Tony Hawks, Matt Hoffman and Shaun White; all people who became the face of their chosen extreme sport. In my teenage years, despite being awful at it, I got really into skateboard culture, I loved the photography, the videos, the fashion, the art, I loved it all. I have in my time seen people snowboard and thought to myself how awesome it must be to do that, the same with proper BMX riders. Skydiving and Base jumping, to my mind, don’t have the same cult following as other extreme sports. There aren’t the kids up and down the UK idolising base jumpers or trying out the fashion or the culture for themselves. That’s why Skydive: Proximity Flight is one of the most unusually chosen games to be produced in a very long time.
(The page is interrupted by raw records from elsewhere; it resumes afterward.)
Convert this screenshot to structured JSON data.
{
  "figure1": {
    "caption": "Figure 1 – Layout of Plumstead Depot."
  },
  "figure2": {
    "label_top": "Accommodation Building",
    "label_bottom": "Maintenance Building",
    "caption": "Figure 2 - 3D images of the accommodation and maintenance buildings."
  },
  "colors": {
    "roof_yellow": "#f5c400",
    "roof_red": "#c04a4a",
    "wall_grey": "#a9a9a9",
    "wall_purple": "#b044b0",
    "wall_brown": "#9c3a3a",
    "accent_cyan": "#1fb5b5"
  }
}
Skydive: Proximity Flight is reminiscent of the old days of Tony Hawks and the various snowboarding games that game out in the PS1 and PS2 era. You as the player pick a character and then jump off high mountains, high cliffs and high hot air balloons, you then use your little knowledge of aerodynamics and physics to keep yourself gliding with a wingsuit for as long as possible before you pull the cord and release your parachute. Between the two periods of having your feet on solid ground you must complete certain objectives.
If you own two PlayStation Move controllers you can hold one in each hand and simulate the falling by doing that, that being said though, who owns 1 PlayStation Move controller, let alone 2. Plus you’d look like a bit of a moron. Alternatively you can use the 6-Axis controller to guide the decent, it’s interesting to see someone implement the 6-axis as that is a bit of technology that has barely been used since the launch of the PS3. Finally you can use the analogue sticks which, because I don’t own any Moves and I don’t like the 6-Axis, was my control scheme of choice. As much as it may seem like I’m slagging off the other control methods I actually think that’s a brilliant move by Gaijin Entertainment. Let’s be honest, not many games took on the 6-Axis or the Move controls so it’s nice to see those who do enjoy them get some support.
As you slowly fall to your death you are able to pull of a couple of tricks, and I mean a couple of tricks. Barrel rolls and front/back flips are all you have to aid in your stylish falling, that being said I’m not sure what else they could do, juggling seems out of the equation as does calligraphy. More points are awarded when you have certain variable or modifier elements, fly closer to the ground whilst spinning or just nose dive your avatar towards the Earth all give you more danger points.
There are a few modes to play over, there are races, online /offline and time trial versions, trick attacks and my personal favourite the route challenges where you have to fly through giant hoops for as long as possible and quite often through awkward scenarios. There is also a free mode where you can pick your location, like the Grand Canyon or Mountains in Italy, and then jump off your hot air balloon like a mad man. The locations are wonderfully designed, there is a real variation both in design but also topography of each area leading to different play styles being required.
The genre of base jumping is quite niche, and at first I thought there was a load of ‘famous’ base jumpers in this game, however I found out that 4 or 5 were just novelty costumes, another 8 were generic named people and the final 3 were famous. I don’t know how many famous base jumpers there are, and perhaps that’s an issue only I will face with this game, I just don’t know enough about the world. That being said if you choose any character other that the cute girl in the flying squirrel costume then you are dead inside and should leave this site now.
The game’s biggest flaw is its soundtrack, a generic rock track that seems to be on permanent loop, it reminds me of the PS2 menu music for wrestling games, something so inane that you don’t notice it at first but then the looped bass line and electric guitar start to bore into your skull and chew away at any form of intelligence you might have. This game for me should, despite being about an extreme sport, been all about chilling out. Flying through the clouds and through beautiful scenery is wonderful in this game, it’s just a shame that you have a Nickleback tribute act serenading you throughout.
I played the PSN version, there is a Kinect version on XBLA as well as, and apparently, a PC version with Oculus Rift support is coming out. If that is true then to be honest that’s what I’d be more excited for than either of the current versions. The game is solid in itself and as I said, the locations are amazingly designed, but it needs that something extra to make it a bit more special, as it stands the game grows old after an hour or two and unless you are someone who is obsessive about ’3 starring’ levels there really isn’t enough here to keep you going. This is a solid game that looks beautiful and gets your blood pumping, just to get much more out of it you should probably be a base jumping fan to start with.